_TASK GOAL_. Set down a faithful copy of every record, and skip the pictures in it.

______

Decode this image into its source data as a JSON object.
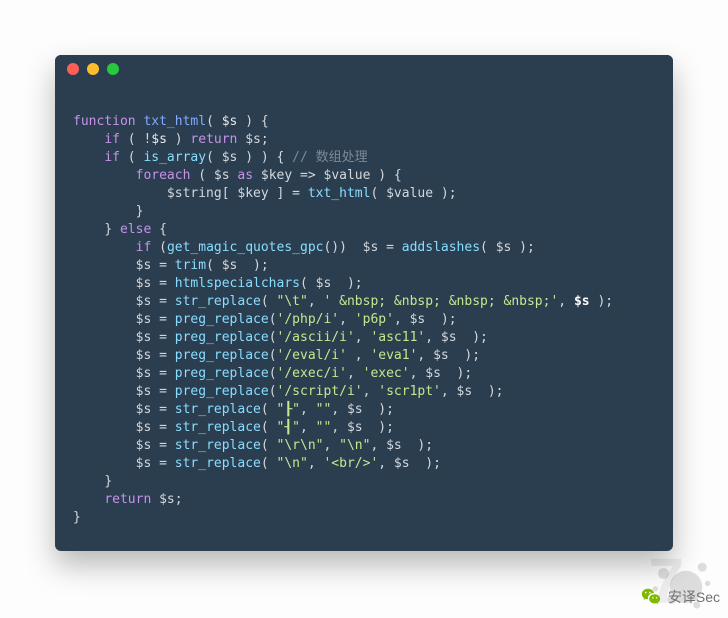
{
  "titlebar": {
    "close": "close",
    "minimize": "minimize",
    "zoom": "zoom"
  },
  "code": {
    "l1": {
      "kw_func": "function",
      "fname": "txt_html",
      "sig_open": "( ",
      "arg": "$s",
      "sig_close": " ) {"
    },
    "l2": {
      "indent": "    ",
      "kw_if": "if",
      "cond_open": " ( !",
      "var": "$s",
      "cond_close": " ) ",
      "kw_ret": "return",
      "ret_tail": " $s;"
    },
    "l3": {
      "indent": "    ",
      "kw_if": "if",
      "open": " ( ",
      "fn": "is_array",
      "args": "( $s ) ) { ",
      "cmt": "// 数组处理"
    },
    "l4": {
      "indent": "        ",
      "kw_foreach": "foreach",
      "open": " ( $s ",
      "kw_as": "as",
      "mid": " $key => $value ) {"
    },
    "l5": {
      "indent": "            ",
      "lhs": "$string[ $key ] = ",
      "fn": "txt_html",
      "args": "( $value );"
    },
    "l6": {
      "indent": "        ",
      "brace": "}"
    },
    "l7": {
      "indent": "    ",
      "brace": "}",
      "sp": " ",
      "kw_else": "else",
      "open": " {"
    },
    "l8": {
      "indent": "        ",
      "kw_if": "if",
      "open": " (",
      "fn": "get_magic_quotes_gpc",
      "args": "())  $s = ",
      "fn2": "addslashes",
      "args2": "( $s );"
    },
    "l9": {
      "indent": "        ",
      "lhs": "$s = ",
      "fn": "trim",
      "args": "( $s  );"
    },
    "l10": {
      "indent": "        ",
      "lhs": "$s = ",
      "fn": "htmlspecialchars",
      "args": "( $s  );"
    },
    "l11": {
      "indent": "        ",
      "lhs": "$s = ",
      "fn": "str_replace",
      "open": "( ",
      "s1": "\"\\t\"",
      "c1": ", ",
      "s2": "' &nbsp; &nbsp; &nbsp; &nbsp;'",
      "c2": ", ",
      "tail": "$s ",
      "close": ");"
    },
    "l12": {
      "indent": "        ",
      "lhs": "$s = ",
      "fn": "preg_replace",
      "open": "(",
      "s1": "'/php/i'",
      "c1": ", ",
      "s2": "'p6p'",
      "c2": ", $s  );"
    },
    "l13": {
      "indent": "        ",
      "lhs": "$s = ",
      "fn": "preg_replace",
      "open": "(",
      "s1": "'/ascii/i'",
      "c1": ", ",
      "s2": "'asc11'",
      "c2": ", $s  );"
    },
    "l14": {
      "indent": "        ",
      "lhs": "$s = ",
      "fn": "preg_replace",
      "open": "(",
      "s1": "'/eval/i'",
      "c1": " , ",
      "s2": "'eva1'",
      "c2": ", $s  );"
    },
    "l15": {
      "indent": "        ",
      "lhs": "$s = ",
      "fn": "preg_replace",
      "open": "(",
      "s1": "'/exec/i'",
      "c1": ", ",
      "s2": "'exec'",
      "c2": ", $s  );"
    },
    "l16": {
      "indent": "        ",
      "lhs": "$s = ",
      "fn": "preg_replace",
      "open": "(",
      "s1": "'/script/i'",
      "c1": ", ",
      "s2": "'scr1pt'",
      "c2": ", $s  );"
    },
    "l17": {
      "indent": "        ",
      "lhs": "$s = ",
      "fn": "str_replace",
      "open": "( ",
      "s1": "\"┠\"",
      "c1": ", ",
      "s2": "\"\"",
      "c2": ", $s  );"
    },
    "l18": {
      "indent": "        ",
      "lhs": "$s = ",
      "fn": "str_replace",
      "open": "( ",
      "s1": "\"┨\"",
      "c1": ", ",
      "s2": "\"\"",
      "c2": ", $s  );"
    },
    "l19": {
      "indent": "        ",
      "lhs": "$s = ",
      "fn": "str_replace",
      "open": "( ",
      "s1": "\"\\r\\n\"",
      "c1": ", ",
      "s2": "\"\\n\"",
      "c2": ", $s  );"
    },
    "l20": {
      "indent": "        ",
      "lhs": "$s = ",
      "fn": "str_replace",
      "open": "( ",
      "s1": "\"\\n\"",
      "c1": ", ",
      "s2": "'<br/>'",
      "c2": ", $s  );"
    },
    "l21": {
      "indent": "    ",
      "brace": "}"
    },
    "l22": {
      "indent": "    ",
      "kw_ret": "return",
      "tail": " $s;"
    },
    "l23": {
      "brace": "}"
    }
  },
  "watermark": {
    "label": "安译Sec"
  }
}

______

_RESPONSE BELOW_.
Decode this image into its source data as a JSON object.
{
  "titlebar": {
    "close": "close",
    "minimize": "minimize",
    "zoom": "zoom"
  },
  "code": {
    "l1": {
      "kw_func": "function",
      "fname": "txt_html",
      "sig_open": "( ",
      "arg": "$s",
      "sig_close": " ) {"
    },
    "l2": {
      "indent": "    ",
      "kw_if": "if",
      "cond_open": " ( !",
      "var": "$s",
      "cond_close": " ) ",
      "kw_ret": "return",
      "ret_tail": " $s;"
    },
    "l3": {
      "indent": "    ",
      "kw_if": "if",
      "open": " ( ",
      "fn": "is_array",
      "args": "( $s ) ) { ",
      "cmt": "// 数组处理"
    },
    "l4": {
      "indent": "        ",
      "kw_foreach": "foreach",
      "open": " ( $s ",
      "kw_as": "as",
      "mid": " $key => $value ) {"
    },
    "l5": {
      "indent": "            ",
      "lhs": "$string[ $key ] = ",
      "fn": "txt_html",
      "args": "( $value );"
    },
    "l6": {
      "indent": "        ",
      "brace": "}"
    },
    "l7": {
      "indent": "    ",
      "brace": "}",
      "sp": " ",
      "kw_else": "else",
      "open": " {"
    },
    "l8": {
      "indent": "        ",
      "kw_if": "if",
      "open": " (",
      "fn": "get_magic_quotes_gpc",
      "args": "())  $s = ",
      "fn2": "addslashes",
      "args2": "( $s );"
    },
    "l9": {
      "indent": "        ",
      "lhs": "$s = ",
      "fn": "trim",
      "args": "( $s  );"
    },
    "l10": {
      "indent": "        ",
      "lhs": "$s = ",
      "fn": "htmlspecialchars",
      "args": "( $s  );"
    },
    "l11": {
      "indent": "        ",
      "lhs": "$s = ",
      "fn": "str_replace",
      "open": "( ",
      "s1": "\"\\t\"",
      "c1": ", ",
      "s2": "' &nbsp; &nbsp; &nbsp; &nbsp;'",
      "c2": ", ",
      "tail": "$s ",
      "close": ");"
    },
    "l12": {
      "indent": "        ",
      "lhs": "$s = ",
      "fn": "preg_replace",
      "open": "(",
      "s1": "'/php/i'",
      "c1": ", ",
      "s2": "'p6p'",
      "c2": ", $s  );"
    },
    "l13": {
      "indent": "        ",
      "lhs": "$s = ",
      "fn": "preg_replace",
      "open": "(",
      "s1": "'/ascii/i'",
      "c1": ", ",
      "s2": "'asc11'",
      "c2": ", $s  );"
    },
    "l14": {
      "indent": "        ",
      "lhs": "$s = ",
      "fn": "preg_replace",
      "open": "(",
      "s1": "'/eval/i'",
      "c1": " , ",
      "s2": "'eva1'",
      "c2": ", $s  );"
    },
    "l15": {
      "indent": "        ",
      "lhs": "$s = ",
      "fn": "preg_replace",
      "open": "(",
      "s1": "'/exec/i'",
      "c1": ", ",
      "s2": "'exec'",
      "c2": ", $s  );"
    },
    "l16": {
      "indent": "        ",
      "lhs": "$s = ",
      "fn": "preg_replace",
      "open": "(",
      "s1": "'/script/i'",
      "c1": ", ",
      "s2": "'scr1pt'",
      "c2": ", $s  );"
    },
    "l17": {
      "indent": "        ",
      "lhs": "$s = ",
      "fn": "str_replace",
      "open": "( ",
      "s1": "\"┠\"",
      "c1": ", ",
      "s2": "\"\"",
      "c2": ", $s  );"
    },
    "l18": {
      "indent": "        ",
      "lhs": "$s = ",
      "fn": "str_replace",
      "open": "( ",
      "s1": "\"┨\"",
      "c1": ", ",
      "s2": "\"\"",
      "c2": ", $s  );"
    },
    "l19": {
      "indent": "        ",
      "lhs": "$s = ",
      "fn": "str_replace",
      "open": "( ",
      "s1": "\"\\r\\n\"",
      "c1": ", ",
      "s2": "\"\\n\"",
      "c2": ", $s  );"
    },
    "l20": {
      "indent": "        ",
      "lhs": "$s = ",
      "fn": "str_replace",
      "open": "( ",
      "s1": "\"\\n\"",
      "c1": ", ",
      "s2": "'<br/>'",
      "c2": ", $s  );"
    },
    "l21": {
      "indent": "    ",
      "brace": "}"
    },
    "l22": {
      "indent": "    ",
      "kw_ret": "return",
      "tail": " $s;"
    },
    "l23": {
      "brace": "}"
    }
  },
  "watermark": {
    "label": "安译Sec"
  }
}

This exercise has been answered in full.